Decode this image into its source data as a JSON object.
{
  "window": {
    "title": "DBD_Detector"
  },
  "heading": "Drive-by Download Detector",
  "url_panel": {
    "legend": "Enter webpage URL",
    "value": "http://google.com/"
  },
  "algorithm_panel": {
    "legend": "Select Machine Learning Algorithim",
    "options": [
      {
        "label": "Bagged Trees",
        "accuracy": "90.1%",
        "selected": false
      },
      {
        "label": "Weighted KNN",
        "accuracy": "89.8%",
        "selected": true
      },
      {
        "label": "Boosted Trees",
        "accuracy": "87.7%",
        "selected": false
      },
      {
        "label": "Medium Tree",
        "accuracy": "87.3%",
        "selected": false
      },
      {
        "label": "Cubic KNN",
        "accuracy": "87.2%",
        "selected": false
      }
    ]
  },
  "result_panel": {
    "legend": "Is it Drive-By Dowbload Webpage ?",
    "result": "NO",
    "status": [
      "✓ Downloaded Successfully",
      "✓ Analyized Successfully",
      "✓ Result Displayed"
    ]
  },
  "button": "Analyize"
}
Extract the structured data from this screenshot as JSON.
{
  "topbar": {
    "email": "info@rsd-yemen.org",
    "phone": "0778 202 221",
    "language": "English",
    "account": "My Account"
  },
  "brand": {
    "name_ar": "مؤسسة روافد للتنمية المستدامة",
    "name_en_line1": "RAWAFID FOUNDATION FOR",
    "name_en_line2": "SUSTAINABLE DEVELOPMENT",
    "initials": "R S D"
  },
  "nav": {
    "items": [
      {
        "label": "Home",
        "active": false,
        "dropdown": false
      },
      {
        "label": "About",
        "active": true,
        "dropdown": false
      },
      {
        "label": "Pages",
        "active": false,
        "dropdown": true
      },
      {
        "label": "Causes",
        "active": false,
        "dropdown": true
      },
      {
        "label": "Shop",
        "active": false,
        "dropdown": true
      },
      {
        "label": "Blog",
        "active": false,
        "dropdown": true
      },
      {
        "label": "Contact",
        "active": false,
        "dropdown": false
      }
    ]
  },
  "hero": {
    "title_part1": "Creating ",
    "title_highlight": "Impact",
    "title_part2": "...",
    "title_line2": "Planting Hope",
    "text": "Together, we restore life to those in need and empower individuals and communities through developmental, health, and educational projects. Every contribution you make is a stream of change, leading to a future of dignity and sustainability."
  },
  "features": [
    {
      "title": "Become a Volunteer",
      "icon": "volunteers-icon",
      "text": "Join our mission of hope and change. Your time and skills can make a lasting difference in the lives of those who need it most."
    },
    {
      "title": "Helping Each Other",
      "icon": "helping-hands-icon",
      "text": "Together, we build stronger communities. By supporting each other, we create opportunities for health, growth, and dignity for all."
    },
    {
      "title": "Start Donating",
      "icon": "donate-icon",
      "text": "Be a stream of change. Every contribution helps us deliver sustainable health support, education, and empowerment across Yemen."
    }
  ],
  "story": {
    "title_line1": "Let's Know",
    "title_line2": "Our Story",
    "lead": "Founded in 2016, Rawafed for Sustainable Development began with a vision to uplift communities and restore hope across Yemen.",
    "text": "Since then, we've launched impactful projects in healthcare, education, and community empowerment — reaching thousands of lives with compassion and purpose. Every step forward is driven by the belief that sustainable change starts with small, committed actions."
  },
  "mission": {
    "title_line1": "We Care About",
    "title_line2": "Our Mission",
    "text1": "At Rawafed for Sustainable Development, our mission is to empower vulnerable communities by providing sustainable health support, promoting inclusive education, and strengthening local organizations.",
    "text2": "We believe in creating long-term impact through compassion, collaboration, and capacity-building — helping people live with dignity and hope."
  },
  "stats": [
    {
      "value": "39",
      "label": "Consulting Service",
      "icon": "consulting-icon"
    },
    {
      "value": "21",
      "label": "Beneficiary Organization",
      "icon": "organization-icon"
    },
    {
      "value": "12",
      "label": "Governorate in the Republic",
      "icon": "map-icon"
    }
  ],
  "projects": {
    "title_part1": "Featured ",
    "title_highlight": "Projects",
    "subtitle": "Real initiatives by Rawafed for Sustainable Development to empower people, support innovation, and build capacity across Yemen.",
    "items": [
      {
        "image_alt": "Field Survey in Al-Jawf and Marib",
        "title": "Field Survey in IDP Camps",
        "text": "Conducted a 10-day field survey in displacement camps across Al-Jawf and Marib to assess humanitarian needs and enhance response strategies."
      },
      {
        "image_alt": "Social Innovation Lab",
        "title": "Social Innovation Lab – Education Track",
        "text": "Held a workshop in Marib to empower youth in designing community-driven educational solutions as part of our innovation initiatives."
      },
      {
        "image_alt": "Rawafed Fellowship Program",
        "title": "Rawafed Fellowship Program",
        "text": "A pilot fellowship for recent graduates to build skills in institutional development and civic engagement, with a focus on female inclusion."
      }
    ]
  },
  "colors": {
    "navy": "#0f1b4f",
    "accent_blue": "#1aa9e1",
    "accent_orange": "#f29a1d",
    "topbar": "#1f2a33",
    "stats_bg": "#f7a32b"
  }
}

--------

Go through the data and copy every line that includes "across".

## THE COMPLETED TASK
      "text": "Be a stream of change. Every contribution helps us deliver sustainable health support, education, and empowerment across Yemen."
    "lead": "Founded in 2016, Rawafed for Sustainable Development began with a vision to uplift communities and restore hope across Yemen.",
    "subtitle": "Real initiatives by Rawafed for Sustainable Development to empower people, support innovation, and build capacity across Yemen.",
        "text": "Conducted a 10-day field survey in displacement camps across Al-Jawf and Marib to assess humanitarian needs and enhance response strategies."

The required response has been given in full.